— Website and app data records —
Start of Block

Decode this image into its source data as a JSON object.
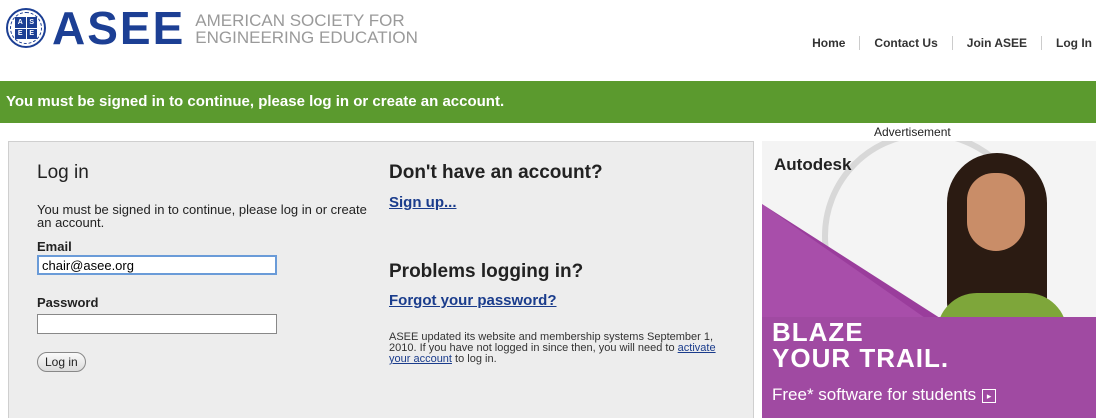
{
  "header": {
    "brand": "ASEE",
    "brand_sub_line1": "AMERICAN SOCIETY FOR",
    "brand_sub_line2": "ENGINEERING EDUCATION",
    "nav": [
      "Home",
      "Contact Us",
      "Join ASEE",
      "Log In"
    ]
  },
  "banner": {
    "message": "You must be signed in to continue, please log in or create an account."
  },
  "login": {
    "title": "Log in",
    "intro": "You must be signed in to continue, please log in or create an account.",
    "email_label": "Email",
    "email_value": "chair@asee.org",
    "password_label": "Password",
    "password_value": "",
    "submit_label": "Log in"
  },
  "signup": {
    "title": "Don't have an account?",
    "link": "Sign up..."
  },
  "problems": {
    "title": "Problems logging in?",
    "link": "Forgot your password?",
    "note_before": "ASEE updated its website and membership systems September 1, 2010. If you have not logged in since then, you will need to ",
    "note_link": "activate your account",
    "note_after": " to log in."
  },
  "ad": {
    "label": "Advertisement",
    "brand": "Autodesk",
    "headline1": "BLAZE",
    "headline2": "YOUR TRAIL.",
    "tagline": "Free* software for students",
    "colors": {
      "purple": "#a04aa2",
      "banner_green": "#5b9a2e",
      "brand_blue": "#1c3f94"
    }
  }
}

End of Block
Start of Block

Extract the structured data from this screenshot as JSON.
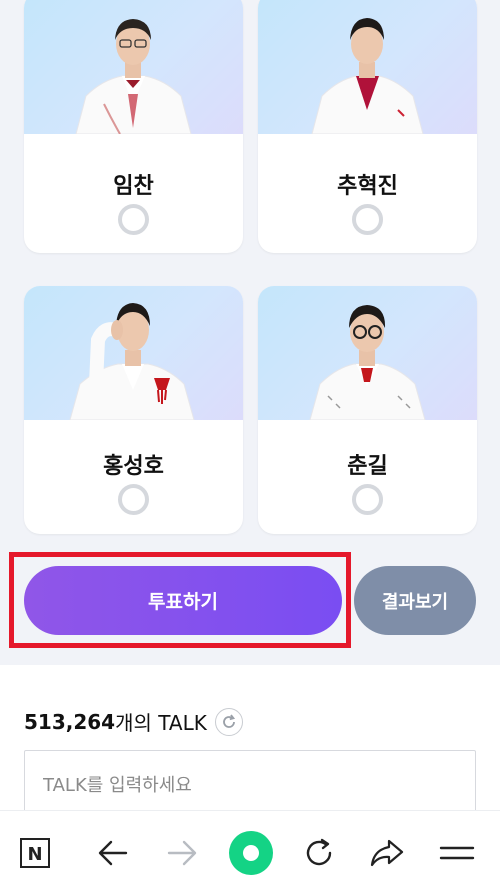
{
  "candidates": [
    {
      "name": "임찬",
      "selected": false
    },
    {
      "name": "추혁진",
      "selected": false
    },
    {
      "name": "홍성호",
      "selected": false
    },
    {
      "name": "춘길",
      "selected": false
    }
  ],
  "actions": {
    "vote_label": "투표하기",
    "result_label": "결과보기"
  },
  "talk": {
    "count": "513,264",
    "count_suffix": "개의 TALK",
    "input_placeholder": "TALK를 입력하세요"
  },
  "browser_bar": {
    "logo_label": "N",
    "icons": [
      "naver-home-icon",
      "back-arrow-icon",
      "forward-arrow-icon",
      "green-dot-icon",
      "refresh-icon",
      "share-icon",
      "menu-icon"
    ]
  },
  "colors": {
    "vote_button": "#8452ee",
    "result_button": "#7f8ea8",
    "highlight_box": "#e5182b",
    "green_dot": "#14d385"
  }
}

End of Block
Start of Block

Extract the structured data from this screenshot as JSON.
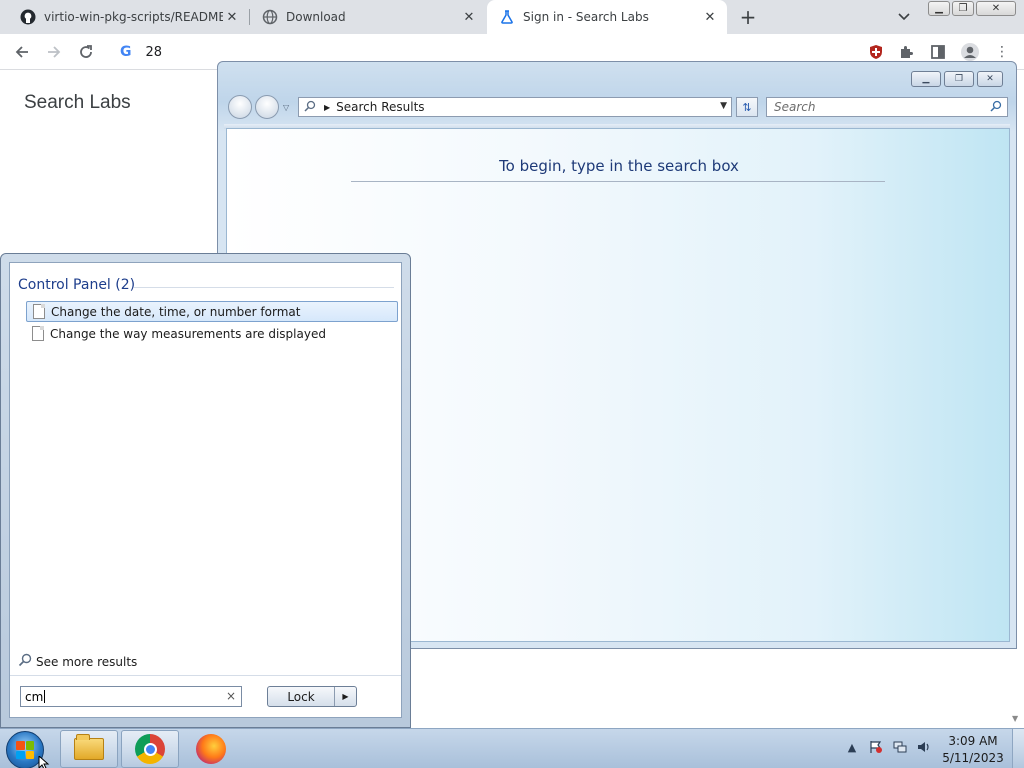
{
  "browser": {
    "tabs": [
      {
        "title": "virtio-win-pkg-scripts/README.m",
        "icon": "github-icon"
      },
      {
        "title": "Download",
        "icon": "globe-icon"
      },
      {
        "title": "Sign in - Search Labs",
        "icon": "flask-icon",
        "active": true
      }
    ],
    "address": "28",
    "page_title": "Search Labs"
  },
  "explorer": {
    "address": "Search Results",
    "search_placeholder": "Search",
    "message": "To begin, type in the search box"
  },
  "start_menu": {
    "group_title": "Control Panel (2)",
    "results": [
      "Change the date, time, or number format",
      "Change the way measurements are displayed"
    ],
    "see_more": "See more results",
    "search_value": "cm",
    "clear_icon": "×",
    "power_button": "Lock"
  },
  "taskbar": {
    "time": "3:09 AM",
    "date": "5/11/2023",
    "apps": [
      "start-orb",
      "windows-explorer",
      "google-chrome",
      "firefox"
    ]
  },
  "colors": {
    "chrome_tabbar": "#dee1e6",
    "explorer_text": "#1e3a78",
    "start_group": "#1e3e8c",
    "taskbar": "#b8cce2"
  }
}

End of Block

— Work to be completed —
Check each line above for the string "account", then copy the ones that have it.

— Result of the exercise —
    "message": "You must be signed in to continue, please log in or create an account."
    "intro": "You must be signed in to continue, please log in or create an account.",
    "title": "Don't have an account?",
    "note_link": "activate your account",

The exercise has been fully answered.